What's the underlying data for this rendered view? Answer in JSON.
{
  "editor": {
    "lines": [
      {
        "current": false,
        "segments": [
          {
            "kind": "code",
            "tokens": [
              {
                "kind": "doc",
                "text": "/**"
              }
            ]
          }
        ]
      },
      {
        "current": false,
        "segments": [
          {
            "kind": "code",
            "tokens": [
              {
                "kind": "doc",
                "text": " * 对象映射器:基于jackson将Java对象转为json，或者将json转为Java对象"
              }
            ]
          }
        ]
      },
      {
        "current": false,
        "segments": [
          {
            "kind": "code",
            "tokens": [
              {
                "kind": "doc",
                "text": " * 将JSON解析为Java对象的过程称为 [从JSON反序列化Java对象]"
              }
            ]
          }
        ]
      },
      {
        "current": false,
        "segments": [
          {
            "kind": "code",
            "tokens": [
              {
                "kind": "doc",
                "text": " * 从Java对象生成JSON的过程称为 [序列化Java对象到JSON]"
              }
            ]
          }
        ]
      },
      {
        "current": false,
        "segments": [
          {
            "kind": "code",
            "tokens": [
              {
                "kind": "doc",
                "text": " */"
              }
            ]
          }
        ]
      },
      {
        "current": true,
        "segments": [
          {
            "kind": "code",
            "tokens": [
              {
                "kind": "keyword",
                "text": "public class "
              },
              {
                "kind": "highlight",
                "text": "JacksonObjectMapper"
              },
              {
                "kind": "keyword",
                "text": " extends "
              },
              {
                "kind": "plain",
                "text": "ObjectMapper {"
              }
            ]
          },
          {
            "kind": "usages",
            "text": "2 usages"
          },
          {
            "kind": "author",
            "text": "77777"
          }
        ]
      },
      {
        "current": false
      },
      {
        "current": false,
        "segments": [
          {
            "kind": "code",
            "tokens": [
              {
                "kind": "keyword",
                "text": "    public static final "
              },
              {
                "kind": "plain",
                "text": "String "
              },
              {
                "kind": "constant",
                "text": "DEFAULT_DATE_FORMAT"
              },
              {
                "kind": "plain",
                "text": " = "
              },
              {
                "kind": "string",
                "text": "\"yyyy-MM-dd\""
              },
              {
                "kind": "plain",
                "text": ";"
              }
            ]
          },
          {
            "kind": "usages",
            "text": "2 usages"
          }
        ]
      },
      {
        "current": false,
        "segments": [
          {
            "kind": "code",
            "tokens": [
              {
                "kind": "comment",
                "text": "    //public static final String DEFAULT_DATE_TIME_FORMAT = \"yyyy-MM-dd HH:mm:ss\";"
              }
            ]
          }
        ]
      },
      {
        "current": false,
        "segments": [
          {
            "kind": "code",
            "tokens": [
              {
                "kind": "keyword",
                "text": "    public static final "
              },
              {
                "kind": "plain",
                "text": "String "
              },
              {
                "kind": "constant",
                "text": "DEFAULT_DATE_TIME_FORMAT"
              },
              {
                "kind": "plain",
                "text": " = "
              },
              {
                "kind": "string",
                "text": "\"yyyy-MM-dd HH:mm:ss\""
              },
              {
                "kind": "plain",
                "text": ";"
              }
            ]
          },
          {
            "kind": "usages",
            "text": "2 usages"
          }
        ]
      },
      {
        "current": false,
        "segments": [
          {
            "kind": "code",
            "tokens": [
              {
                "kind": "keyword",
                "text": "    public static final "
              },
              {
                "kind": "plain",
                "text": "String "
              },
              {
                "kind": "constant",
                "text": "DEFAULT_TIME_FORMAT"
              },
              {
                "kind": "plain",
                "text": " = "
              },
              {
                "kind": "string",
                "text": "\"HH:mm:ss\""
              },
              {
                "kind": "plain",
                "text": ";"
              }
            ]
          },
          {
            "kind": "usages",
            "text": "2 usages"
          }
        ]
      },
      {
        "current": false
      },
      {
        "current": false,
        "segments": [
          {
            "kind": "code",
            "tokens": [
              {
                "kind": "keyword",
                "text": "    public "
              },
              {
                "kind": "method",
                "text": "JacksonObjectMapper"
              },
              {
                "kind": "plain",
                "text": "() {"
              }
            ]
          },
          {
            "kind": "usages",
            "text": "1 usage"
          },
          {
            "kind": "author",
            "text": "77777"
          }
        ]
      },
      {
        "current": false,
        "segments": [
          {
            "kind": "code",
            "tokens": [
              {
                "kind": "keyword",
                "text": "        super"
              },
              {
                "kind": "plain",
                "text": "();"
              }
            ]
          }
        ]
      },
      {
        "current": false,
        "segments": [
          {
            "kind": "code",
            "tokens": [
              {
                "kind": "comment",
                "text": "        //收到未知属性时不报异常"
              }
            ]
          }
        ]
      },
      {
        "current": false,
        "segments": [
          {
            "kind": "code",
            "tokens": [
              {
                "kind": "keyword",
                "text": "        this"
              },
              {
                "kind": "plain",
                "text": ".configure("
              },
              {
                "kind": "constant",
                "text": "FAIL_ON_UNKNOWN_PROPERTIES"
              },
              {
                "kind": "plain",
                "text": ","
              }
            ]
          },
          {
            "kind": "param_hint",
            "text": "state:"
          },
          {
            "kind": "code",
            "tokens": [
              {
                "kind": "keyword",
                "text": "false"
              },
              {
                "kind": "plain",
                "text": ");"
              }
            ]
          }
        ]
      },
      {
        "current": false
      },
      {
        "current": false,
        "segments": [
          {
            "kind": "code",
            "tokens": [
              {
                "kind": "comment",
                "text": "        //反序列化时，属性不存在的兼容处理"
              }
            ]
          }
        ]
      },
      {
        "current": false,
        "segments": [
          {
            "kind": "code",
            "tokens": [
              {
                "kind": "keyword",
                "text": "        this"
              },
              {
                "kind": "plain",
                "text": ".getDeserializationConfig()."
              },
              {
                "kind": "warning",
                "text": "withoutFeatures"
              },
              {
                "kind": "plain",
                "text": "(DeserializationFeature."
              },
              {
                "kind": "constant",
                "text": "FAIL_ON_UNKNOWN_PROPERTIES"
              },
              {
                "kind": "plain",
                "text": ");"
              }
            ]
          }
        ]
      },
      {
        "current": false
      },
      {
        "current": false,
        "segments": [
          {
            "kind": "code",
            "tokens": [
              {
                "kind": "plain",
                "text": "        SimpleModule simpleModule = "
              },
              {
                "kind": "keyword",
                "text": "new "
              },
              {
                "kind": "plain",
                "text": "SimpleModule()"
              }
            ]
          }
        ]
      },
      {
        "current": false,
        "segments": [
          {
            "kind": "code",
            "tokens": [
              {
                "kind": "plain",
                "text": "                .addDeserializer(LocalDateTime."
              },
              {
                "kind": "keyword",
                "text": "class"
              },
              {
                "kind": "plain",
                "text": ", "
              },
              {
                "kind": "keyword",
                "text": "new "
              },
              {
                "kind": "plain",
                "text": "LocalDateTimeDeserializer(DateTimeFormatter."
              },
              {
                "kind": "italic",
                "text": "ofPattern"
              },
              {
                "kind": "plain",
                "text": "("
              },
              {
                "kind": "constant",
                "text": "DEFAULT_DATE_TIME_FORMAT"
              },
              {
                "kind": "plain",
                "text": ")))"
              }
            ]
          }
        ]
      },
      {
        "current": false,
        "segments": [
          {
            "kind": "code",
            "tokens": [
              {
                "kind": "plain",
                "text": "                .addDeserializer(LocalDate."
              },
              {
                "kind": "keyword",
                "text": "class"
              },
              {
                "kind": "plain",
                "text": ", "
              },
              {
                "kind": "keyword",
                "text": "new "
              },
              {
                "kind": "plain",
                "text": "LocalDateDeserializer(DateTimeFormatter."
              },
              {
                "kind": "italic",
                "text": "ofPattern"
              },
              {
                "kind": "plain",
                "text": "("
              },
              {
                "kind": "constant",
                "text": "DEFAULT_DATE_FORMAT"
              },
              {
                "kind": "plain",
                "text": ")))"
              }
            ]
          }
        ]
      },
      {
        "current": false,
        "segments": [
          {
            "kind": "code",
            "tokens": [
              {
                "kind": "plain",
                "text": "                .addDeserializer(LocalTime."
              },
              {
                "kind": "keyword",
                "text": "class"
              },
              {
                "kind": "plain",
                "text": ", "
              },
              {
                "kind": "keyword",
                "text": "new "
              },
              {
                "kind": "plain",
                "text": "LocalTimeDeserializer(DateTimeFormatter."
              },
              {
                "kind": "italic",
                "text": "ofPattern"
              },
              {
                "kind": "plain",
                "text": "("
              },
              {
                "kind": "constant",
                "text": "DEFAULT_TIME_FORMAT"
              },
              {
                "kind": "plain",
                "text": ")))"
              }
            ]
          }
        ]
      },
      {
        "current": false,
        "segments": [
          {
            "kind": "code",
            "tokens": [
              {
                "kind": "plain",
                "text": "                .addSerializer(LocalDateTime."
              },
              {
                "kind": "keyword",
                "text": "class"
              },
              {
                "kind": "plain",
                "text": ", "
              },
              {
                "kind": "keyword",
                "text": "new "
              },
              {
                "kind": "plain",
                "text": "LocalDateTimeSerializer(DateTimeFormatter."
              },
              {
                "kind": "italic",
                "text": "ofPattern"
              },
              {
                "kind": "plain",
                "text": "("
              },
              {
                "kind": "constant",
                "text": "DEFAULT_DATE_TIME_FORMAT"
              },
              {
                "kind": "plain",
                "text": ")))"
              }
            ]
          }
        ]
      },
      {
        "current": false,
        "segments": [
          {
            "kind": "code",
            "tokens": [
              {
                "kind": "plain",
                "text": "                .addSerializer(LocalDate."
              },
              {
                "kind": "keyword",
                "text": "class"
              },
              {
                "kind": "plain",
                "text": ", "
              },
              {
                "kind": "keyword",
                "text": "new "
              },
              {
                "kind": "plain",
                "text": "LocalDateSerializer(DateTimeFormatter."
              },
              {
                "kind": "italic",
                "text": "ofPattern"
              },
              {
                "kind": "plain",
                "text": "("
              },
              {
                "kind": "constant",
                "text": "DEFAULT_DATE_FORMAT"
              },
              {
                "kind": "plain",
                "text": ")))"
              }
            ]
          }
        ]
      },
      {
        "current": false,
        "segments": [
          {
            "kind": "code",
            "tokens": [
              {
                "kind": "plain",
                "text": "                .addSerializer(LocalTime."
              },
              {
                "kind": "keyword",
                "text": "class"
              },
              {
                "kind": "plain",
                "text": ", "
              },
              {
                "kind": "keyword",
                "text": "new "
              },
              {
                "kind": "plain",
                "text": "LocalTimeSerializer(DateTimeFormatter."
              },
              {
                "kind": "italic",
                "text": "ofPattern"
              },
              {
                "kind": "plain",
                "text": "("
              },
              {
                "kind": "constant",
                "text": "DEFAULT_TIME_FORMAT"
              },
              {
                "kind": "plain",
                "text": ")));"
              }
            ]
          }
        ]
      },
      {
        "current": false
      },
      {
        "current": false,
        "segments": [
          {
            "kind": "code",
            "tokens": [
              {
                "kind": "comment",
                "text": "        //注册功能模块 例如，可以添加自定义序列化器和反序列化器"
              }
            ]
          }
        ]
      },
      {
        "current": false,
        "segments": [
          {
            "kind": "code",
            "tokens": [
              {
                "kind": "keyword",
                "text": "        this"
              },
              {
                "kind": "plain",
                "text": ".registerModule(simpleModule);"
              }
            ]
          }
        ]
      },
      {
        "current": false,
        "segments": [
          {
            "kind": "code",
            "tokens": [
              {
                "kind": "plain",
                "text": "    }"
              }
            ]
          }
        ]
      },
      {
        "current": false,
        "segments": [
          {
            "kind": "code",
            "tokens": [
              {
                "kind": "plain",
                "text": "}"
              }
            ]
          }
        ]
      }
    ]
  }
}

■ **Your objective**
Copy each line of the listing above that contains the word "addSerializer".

■ **Your response**
                "text": "                .addSerializer(LocalDateTime."
                "text": "                .addSerializer(LocalDate."
                "text": "                .addSerializer(LocalTime."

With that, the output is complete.